again, including Senator Josh McKoon
and Representative Paul Battles. As each
incumbent resigns or seeks higher office,
vacancies are created and another open seat
becomes available. The open gubernatorial
seat will affect state politics throughout all
levels of government.
Unlike Georgia's Governor, other
constitutional officers are not term-limited
and can seek reelection in 2018. Those include
Attorney General Chris Carr, Agriculture
Commissioner Gary Black, Insurance and
Safety Fire Commissioner Ralph Hudgens,
Labor Commissioner Mark Butler and State
Superintendent of Schools Richard Woods.
At the time of this writing, none had publicly
announced their intentions.
Also on the 2018 ballot will be Public
Service Commission Districts 3 and 5
(currently occupied by Chuck Eaton, Stan Wise
respectively) as well as all of Georgia's fourteen
congressional seats in the US House.
Even with all these races, November 2018 is a
long way off. What's the rush?
Federal law requires a minimum 45-day
waiting period between an election and a
run-off so that ballots can be received and cast
by overseas voters. For the sake of efficiency,
the election calendar for state offices mirrors
the federal election schedule whenever feasible.
This waiting period dictates that candidate
qualifying happens earlier in the cycle, setting
up the following 2018 election schedule:
Candidate Qualifying
March 5-9
Primary Election
May 22
Primary Run-Off Election
July 24
General Election
November 6
General Run-Off
 Election (state)
December 4
General Run-Off
 Election (federal)
January 8, 2019
While November 2018 is still more
than a year away, the first hurdle occurs
in the Primary Election, less than a


Table of Contents for the Digital Edition of Habitat - July/August 2017

Chair’s Message
Legal Corner
Social Media Marketing in Multifamily
Curb Appeal
Government Affairs
Up Close
AAA Education
Foundation Update
Volunteer’s Corner
AAA Gold Patron Member Profile: Renter’s Reference Services
AAA Gold Patron Member Profile: BELFOR
New Members
Advertisers’ Index
Habitat - July/August 2017 - intro
Habitat - July/August 2017 - cover1
Habitat - July/August 2017 - cover2
Habitat - July/August 2017 - 3
Habitat - July/August 2017 - 4
Habitat - July/August 2017 - 5
Habitat - July/August 2017 - 6
Habitat - July/August 2017 - 7
Habitat - July/August 2017 - 8
Habitat - July/August 2017 - Chair’s Message
Habitat - July/August 2017 - 10
Habitat - July/August 2017 - Legal Corner
Habitat - July/August 2017 - 12
Habitat - July/August 2017 - 13
Habitat - July/August 2017 - Social Media Marketing in Multifamily
Habitat - July/August 2017 - 15
Habitat - July/August 2017 - 16
Habitat - July/August 2017 - 17

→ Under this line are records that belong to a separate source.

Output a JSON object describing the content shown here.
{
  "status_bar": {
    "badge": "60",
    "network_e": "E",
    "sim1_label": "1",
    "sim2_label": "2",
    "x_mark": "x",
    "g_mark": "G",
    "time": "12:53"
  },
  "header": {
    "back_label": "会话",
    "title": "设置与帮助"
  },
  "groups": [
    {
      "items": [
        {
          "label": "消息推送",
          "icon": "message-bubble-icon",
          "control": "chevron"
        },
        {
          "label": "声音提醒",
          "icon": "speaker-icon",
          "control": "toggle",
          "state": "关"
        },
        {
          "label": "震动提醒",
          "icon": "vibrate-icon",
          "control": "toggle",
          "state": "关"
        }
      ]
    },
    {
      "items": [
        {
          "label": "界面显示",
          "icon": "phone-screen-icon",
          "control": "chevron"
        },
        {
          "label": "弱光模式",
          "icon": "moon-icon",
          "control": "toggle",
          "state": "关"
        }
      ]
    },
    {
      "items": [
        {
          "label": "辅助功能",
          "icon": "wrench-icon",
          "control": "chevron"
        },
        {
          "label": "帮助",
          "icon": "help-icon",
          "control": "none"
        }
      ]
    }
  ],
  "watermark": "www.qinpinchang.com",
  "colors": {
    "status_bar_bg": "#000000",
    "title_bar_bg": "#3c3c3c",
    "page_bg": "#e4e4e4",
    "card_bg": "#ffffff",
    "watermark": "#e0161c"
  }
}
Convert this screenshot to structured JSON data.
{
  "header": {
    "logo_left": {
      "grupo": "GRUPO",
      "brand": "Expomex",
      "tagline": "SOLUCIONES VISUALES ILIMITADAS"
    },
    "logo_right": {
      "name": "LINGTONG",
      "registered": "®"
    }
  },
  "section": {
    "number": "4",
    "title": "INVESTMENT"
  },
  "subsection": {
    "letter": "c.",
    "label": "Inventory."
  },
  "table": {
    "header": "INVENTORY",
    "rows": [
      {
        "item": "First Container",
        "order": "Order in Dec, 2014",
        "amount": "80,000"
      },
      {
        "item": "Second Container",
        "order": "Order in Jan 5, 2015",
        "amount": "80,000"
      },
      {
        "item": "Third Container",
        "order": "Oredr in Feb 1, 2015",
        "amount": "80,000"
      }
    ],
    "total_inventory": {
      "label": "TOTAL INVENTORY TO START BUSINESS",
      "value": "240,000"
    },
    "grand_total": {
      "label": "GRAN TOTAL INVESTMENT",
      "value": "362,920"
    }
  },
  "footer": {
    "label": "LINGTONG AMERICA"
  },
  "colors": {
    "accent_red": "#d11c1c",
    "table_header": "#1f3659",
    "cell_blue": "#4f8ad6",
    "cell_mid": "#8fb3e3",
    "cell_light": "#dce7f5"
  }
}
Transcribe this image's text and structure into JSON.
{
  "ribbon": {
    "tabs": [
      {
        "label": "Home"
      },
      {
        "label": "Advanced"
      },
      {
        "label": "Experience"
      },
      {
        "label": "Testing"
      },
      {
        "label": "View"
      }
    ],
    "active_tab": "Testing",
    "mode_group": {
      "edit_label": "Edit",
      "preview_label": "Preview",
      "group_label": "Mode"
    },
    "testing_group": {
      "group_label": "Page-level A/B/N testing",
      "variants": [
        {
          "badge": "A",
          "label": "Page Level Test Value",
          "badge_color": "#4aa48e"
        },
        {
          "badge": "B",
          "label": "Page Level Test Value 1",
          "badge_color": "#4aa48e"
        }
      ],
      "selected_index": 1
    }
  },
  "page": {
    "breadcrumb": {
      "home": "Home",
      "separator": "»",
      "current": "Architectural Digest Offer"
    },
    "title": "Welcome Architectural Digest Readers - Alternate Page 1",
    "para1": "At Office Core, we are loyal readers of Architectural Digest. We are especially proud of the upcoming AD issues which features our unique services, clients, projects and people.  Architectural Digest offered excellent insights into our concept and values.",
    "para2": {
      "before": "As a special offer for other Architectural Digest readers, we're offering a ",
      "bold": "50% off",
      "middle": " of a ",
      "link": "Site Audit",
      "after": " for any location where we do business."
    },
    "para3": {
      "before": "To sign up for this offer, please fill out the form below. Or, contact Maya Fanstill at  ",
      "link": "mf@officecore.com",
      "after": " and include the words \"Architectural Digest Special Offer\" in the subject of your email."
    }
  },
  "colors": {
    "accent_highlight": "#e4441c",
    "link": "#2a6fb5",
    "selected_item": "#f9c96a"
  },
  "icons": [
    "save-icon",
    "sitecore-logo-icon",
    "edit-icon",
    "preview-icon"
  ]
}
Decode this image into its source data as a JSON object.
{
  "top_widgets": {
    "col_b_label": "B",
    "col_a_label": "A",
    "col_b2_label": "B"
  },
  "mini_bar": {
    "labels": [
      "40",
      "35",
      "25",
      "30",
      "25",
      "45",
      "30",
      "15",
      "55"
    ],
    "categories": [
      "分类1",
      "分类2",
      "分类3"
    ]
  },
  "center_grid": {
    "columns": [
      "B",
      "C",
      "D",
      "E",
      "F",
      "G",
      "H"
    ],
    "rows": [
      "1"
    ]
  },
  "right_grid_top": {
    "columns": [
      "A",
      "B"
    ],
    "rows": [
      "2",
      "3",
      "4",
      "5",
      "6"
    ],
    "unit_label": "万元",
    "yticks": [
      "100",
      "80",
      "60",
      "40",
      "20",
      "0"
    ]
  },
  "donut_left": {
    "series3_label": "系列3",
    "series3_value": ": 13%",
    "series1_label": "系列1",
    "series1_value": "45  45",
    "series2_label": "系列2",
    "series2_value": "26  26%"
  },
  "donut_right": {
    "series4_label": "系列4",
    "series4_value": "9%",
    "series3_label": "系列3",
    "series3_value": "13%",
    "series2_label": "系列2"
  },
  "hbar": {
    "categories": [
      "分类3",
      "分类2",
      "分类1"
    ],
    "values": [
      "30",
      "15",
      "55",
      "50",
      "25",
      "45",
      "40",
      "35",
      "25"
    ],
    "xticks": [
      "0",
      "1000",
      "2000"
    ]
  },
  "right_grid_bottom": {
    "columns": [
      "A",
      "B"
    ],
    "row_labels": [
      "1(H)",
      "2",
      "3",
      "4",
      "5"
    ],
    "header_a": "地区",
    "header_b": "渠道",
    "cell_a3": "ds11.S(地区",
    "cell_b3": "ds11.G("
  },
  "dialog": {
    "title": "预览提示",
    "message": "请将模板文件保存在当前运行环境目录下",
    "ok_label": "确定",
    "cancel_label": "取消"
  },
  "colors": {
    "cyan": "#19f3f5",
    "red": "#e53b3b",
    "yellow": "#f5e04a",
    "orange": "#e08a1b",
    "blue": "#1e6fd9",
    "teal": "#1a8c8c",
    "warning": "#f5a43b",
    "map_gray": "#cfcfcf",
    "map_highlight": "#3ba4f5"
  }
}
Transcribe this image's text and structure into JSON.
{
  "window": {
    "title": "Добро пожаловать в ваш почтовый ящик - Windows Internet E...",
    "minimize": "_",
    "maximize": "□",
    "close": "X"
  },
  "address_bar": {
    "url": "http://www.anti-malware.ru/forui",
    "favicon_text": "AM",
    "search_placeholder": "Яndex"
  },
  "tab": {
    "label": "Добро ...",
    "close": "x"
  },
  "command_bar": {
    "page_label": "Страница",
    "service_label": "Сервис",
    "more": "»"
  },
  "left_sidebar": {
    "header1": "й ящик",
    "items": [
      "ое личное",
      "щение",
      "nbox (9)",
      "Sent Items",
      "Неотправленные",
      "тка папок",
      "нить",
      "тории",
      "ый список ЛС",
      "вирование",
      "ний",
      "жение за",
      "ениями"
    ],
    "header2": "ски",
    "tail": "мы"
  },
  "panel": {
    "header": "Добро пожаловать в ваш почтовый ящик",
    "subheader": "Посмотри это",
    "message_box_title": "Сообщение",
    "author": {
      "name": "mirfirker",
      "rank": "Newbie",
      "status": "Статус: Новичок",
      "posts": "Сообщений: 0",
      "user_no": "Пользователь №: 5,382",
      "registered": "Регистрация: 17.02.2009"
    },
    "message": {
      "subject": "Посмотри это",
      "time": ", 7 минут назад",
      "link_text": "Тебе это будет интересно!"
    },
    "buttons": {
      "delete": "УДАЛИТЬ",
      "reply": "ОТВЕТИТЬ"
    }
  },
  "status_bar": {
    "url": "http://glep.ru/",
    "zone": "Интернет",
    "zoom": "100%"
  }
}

Habitat - July/August 2017 - 18
Habitat - July/August 2017 - Curb Appeal
Habitat - July/August 2017 - Government Affairs
Habitat - July/August 2017 - 21
Habitat - July/August 2017 - 22
Habitat - July/August 2017 - Up Close
Habitat - July/August 2017 - AAA Education
Habitat - July/August 2017 - Foundation Update
Habitat - July/August 2017 - Volunteer’s Corner
Habitat - July/August 2017 - 27
Habitat - July/August 2017 - 28
Habitat - July/August 2017 - 29
Habitat - July/August 2017 - AAA Gold Patron Member Profile: Renter’s Reference Services
Habitat - July/August 2017 - AAA Gold Patron Member Profile: BELFOR
Habitat - July/August 2017 - New Members
Habitat - July/August 2017 - 33
Habitat - July/August 2017 - Advertisers’ Index
Habitat - July/August 2017 - cover3
Habitat - July/August 2017 - cover4